## DATA TO EXAMINE
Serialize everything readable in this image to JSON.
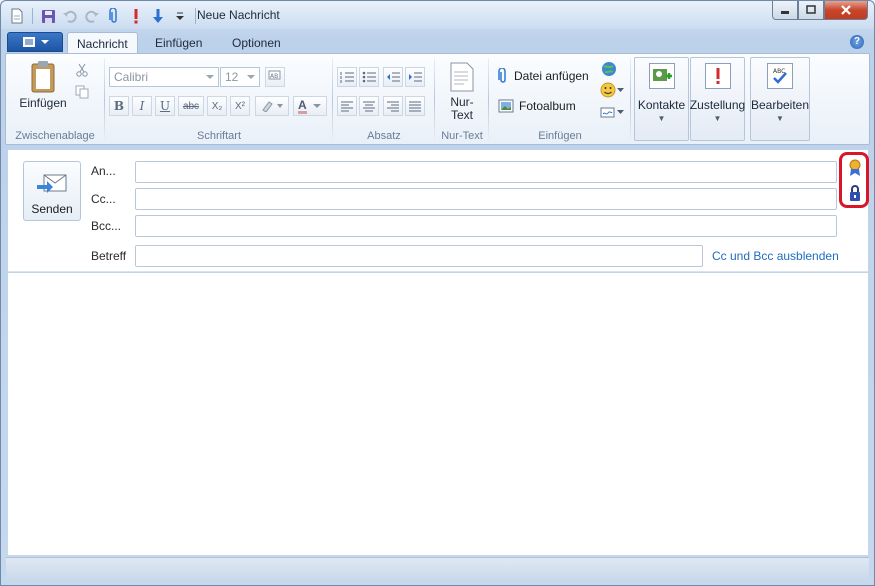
{
  "window": {
    "title": "Neue Nachricht"
  },
  "quick_access": {
    "icons": [
      "document-icon",
      "save-icon",
      "undo-icon",
      "redo-icon",
      "paperclip-icon",
      "exclamation-icon",
      "down-arrow-icon",
      "customize-dropdown-icon"
    ]
  },
  "tabs": [
    {
      "label": "Nachricht",
      "active": true
    },
    {
      "label": "Einfügen"
    },
    {
      "label": "Optionen"
    }
  ],
  "help": {
    "glyph": "?"
  },
  "ribbon": {
    "clipboard": {
      "paste_label": "Einfügen",
      "group_label": "Zwischenablage"
    },
    "font": {
      "font_name": "Calibri",
      "font_size": "12",
      "group_label": "Schriftart",
      "buttons": {
        "bold": "B",
        "italic": "I",
        "underline": "U",
        "strike": "abc",
        "subscript": "X₂",
        "superscript": "X²",
        "color": "A"
      }
    },
    "paragraph": {
      "group_label": "Absatz"
    },
    "plaintext": {
      "label_line1": "Nur-",
      "label_line2": "Text",
      "group_label": "Nur-Text"
    },
    "insert": {
      "attach_label": "Datei anfügen",
      "photo_label": "Fotoalbum",
      "group_label": "Einfügen"
    },
    "contacts": {
      "label": "Kontakte"
    },
    "delivery": {
      "label": "Zustellung"
    },
    "editing": {
      "label": "Bearbeiten"
    }
  },
  "compose": {
    "send_label": "Senden",
    "to_label": "An...",
    "cc_label": "Cc...",
    "bcc_label": "Bcc...",
    "subject_label": "Betreff",
    "toggle_cc_bcc": "Cc und Bcc ausblenden",
    "to_value": "",
    "cc_value": "",
    "bcc_value": "",
    "subject_value": ""
  },
  "colors": {
    "accent": "#1d55a3",
    "link": "#1f6bc2",
    "highlight": "#d8162a"
  }
}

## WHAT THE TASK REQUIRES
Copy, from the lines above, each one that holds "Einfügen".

## OUTPUT FOR THIS TASK
      "label": "Einfügen"
      "paste_label": "Einfügen",
      "group_label": "Einfügen"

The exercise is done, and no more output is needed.